“If both countries only look at issues opportunistically in the short-term there’s no solution,” Luo said. “Coopetition always carries the bigger picture and to succeed requires that firms, executives, or government see economic competition as more than one technology or trade—that creates cannibalism and backfires horizontally—instead they must look vertically from one industry to another, upstream and downstream. 

“And a longer horizon is a must,” he added. “Trust naturally means a longer horizon. And it’s important to look at the bilateral relationship from trade, capital flow, workflows, digital flows, human resources, and from every aspect economically and politically.” 

He recommended, too, that both countries need to see their bilateral relationship within the broader international framework. 

“There are many planned and unplanned, friendly and unfriendly, outcomes from bilateral coopetition gaps or actions,” he said. “What are the global implications if again we impose tariffs against China? What would the intended consequences be for Southeast Asia? For other emerging economies?” 

Ultimately, he said coopetition and resolving the issues between the two economic superpowers will require dialectical thinking—the ability to view the scenario from multiple perspectives and to arrive at reasonable conclusions from seemingly contradictory vantage points. The Chinese philosophy of yin-yang is helpful to understanding this approach, he pointed out. 

“In some areas the two countries will compete on a zero sum, but in most areas, there will be a positive sum,” said Luo, suggesting as an example the model that GE has been using for the past 25 years. 

“Designed in the United States, manufactured in China, and sold worldwide—that is coopetition as a positive sum where you leverage what you are good at,” he said. “That is the strategy the U.S. government can follow. You find areas where you create positive sum games, but you are able to leverage global consumption.”

According to Luo, industries characterized by open global consumption are especially viable for coopetition and can serve to improve U.S.-China relations and global prosperity. 

“Who can conclude that industries—from technology to infrastructure to green and sustainable energies—have a fixed demand?

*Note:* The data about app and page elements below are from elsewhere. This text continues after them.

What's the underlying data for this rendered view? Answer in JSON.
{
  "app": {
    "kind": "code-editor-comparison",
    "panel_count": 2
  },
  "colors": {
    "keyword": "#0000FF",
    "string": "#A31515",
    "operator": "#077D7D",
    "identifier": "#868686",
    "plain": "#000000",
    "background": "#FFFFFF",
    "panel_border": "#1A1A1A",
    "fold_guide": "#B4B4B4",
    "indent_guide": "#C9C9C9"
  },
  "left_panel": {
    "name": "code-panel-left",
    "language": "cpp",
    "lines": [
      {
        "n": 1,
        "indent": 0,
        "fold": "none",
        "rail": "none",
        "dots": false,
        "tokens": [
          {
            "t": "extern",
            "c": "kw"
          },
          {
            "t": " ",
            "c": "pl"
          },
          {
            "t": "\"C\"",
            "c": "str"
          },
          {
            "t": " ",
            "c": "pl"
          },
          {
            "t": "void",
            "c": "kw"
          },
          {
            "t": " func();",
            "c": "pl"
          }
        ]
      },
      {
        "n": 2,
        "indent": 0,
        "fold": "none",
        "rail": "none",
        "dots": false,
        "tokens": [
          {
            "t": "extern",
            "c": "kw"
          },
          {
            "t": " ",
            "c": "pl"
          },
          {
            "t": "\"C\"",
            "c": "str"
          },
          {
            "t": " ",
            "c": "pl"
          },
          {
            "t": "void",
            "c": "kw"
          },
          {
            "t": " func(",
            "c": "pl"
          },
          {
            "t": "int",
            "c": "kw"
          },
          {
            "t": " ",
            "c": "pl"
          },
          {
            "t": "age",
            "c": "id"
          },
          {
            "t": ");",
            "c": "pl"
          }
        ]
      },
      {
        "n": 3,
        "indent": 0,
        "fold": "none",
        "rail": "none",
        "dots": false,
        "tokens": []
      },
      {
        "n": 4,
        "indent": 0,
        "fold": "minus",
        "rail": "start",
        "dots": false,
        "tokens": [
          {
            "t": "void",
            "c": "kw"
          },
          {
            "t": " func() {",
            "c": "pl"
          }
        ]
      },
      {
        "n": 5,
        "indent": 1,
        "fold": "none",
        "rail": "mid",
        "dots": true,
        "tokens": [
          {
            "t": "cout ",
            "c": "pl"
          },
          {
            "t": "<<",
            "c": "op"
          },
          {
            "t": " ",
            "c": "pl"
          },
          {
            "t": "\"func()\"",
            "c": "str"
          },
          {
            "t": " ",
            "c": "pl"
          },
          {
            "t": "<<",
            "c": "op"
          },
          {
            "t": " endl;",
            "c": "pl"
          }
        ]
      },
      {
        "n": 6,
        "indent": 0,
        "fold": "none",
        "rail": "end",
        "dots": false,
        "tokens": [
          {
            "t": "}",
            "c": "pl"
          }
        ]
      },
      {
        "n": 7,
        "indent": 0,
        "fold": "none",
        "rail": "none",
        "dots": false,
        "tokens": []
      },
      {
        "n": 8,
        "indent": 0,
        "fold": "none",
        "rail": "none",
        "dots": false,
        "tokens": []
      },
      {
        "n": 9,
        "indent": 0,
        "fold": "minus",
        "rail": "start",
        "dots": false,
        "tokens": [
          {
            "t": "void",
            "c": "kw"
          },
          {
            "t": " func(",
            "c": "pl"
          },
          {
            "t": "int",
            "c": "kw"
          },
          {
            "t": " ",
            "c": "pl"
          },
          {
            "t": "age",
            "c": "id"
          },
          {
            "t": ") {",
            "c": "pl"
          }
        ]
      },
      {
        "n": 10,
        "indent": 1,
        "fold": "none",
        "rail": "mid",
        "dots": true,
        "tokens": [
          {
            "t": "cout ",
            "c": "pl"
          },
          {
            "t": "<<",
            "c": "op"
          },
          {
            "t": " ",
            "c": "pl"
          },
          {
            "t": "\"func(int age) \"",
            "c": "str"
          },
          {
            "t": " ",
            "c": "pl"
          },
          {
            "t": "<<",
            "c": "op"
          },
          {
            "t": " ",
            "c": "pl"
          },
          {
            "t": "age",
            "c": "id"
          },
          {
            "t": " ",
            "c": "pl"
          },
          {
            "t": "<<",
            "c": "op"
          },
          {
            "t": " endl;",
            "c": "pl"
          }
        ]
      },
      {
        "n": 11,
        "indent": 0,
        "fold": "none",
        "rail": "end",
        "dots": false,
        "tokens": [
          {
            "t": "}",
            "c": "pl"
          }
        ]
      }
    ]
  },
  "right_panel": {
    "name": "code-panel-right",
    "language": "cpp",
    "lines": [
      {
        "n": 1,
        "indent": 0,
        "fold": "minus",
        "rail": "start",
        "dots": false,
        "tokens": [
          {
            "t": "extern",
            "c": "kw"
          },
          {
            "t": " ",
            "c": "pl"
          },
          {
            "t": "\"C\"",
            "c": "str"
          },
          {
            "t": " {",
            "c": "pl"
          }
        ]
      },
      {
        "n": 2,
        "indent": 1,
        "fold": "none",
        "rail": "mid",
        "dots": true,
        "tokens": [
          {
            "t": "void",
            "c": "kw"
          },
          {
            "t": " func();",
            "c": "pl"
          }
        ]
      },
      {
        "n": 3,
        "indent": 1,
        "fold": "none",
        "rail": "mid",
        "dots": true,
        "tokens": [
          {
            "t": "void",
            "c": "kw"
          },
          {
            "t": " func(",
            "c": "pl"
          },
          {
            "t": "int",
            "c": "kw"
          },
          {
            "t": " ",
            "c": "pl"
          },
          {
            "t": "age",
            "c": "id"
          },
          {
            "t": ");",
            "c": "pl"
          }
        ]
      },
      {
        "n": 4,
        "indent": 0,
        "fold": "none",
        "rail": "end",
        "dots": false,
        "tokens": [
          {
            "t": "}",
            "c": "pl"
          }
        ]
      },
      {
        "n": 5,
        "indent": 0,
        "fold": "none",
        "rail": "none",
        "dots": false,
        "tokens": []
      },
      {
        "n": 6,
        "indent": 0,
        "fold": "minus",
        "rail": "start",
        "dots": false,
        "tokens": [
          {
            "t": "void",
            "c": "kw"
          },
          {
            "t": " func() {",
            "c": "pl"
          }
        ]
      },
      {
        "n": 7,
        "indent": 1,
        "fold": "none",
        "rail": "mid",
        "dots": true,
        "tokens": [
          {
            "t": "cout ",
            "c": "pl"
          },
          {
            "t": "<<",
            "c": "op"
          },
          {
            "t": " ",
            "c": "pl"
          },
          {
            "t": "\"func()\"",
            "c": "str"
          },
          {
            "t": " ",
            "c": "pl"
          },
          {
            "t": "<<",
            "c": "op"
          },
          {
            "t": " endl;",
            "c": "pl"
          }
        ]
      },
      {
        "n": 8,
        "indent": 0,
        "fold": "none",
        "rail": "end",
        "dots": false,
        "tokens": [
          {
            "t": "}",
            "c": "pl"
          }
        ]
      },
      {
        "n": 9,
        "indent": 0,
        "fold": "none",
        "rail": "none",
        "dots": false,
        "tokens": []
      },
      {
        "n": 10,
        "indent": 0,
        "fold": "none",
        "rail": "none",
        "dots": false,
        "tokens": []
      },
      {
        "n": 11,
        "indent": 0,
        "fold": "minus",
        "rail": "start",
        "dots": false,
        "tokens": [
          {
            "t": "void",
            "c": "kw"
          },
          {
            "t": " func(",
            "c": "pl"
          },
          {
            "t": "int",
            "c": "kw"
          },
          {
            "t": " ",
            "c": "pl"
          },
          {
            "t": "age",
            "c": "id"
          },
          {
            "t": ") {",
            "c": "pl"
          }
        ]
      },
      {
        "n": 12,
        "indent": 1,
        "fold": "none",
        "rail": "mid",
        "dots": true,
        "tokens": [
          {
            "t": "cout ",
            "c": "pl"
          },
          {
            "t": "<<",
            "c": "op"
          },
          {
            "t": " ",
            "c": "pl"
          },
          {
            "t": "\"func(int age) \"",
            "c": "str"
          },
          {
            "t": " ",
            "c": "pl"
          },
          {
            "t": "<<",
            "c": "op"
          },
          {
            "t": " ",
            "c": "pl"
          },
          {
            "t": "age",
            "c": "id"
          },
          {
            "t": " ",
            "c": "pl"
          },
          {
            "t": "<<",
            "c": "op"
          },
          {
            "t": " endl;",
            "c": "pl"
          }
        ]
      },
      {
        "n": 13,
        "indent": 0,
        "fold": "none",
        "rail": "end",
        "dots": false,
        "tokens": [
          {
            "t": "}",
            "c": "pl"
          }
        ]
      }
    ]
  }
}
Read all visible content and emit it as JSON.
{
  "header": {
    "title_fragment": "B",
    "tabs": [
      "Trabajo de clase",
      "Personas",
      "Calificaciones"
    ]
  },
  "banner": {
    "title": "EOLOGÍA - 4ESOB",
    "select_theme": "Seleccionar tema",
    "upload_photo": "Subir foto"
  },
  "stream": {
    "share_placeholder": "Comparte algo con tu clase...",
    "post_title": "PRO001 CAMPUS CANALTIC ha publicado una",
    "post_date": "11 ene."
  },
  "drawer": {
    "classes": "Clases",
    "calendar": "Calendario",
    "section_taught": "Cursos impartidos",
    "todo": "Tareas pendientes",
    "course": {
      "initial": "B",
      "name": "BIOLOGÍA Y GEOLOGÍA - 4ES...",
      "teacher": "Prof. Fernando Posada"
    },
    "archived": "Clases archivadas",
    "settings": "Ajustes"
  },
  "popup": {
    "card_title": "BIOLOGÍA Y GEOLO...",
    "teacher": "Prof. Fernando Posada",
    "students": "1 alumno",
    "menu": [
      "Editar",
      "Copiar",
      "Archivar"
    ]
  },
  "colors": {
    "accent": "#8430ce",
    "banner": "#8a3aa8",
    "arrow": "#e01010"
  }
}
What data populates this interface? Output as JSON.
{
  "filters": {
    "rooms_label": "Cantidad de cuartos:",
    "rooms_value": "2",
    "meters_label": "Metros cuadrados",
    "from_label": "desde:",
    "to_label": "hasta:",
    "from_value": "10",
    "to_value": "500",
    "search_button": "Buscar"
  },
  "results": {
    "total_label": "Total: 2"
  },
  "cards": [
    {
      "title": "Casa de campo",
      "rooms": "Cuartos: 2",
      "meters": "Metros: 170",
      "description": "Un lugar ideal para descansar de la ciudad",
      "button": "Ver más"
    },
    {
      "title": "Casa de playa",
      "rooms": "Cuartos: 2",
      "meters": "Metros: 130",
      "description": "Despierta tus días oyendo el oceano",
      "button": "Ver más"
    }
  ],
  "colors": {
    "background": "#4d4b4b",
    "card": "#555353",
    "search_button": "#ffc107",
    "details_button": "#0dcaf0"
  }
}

Their demand is open-ended,” he said. “And if the lead global players can provide better products and better solutions and a greater experience, there will be a bigger demand for buying more iPhones or whatever the technology might be.”

“Coopetition can change the philosophy of zero sum and unleash the potentiality of global needs,” Luo added. “So why shouldn’t these two economically powerful countries collaborate? I hope that’s the philosophy adopted by more politicians.”